■ Exercise description:
Looking through the records that follow, determine how many lines contain "title" and reply with that number alone.

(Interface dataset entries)
********

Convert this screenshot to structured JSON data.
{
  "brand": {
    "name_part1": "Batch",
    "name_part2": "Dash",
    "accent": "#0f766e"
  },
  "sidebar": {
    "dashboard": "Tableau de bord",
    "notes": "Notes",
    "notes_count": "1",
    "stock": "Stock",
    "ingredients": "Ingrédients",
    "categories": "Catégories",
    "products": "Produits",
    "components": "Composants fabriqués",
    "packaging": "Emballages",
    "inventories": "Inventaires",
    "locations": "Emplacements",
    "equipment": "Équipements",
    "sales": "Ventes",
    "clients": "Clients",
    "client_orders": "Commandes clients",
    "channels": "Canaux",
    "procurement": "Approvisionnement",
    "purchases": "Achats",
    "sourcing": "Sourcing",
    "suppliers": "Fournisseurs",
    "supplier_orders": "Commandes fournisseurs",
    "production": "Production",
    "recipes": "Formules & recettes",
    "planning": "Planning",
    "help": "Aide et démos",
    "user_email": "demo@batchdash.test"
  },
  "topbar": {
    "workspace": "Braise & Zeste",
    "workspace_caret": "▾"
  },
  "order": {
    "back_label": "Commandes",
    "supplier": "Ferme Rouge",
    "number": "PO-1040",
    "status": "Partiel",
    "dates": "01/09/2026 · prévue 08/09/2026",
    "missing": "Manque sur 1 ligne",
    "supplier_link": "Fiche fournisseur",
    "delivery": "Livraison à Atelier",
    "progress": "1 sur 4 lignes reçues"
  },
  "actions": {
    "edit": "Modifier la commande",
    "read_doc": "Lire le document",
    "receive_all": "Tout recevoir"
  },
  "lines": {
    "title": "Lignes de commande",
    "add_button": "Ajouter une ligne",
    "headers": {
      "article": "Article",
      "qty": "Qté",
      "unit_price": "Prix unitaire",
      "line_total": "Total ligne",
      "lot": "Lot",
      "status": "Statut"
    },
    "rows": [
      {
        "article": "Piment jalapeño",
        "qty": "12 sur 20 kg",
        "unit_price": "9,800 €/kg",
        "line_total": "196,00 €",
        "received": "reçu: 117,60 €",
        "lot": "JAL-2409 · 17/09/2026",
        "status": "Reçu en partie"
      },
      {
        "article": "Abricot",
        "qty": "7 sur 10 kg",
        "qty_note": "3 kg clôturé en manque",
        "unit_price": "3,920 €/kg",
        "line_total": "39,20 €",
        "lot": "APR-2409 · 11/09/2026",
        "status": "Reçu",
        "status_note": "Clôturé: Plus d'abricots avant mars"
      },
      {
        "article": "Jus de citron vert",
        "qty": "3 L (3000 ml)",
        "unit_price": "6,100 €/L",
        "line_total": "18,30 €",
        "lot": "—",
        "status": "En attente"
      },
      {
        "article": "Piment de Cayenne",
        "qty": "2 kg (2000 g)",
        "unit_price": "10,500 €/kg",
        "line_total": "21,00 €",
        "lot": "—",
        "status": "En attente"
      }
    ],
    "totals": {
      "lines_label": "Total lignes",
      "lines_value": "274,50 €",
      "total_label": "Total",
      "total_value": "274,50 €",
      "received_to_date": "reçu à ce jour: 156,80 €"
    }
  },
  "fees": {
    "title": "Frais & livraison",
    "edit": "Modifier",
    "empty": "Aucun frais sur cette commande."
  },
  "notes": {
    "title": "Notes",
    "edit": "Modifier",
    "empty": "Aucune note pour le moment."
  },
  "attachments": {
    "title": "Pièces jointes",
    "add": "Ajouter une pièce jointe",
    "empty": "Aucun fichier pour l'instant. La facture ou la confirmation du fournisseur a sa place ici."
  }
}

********

■ Your response:
4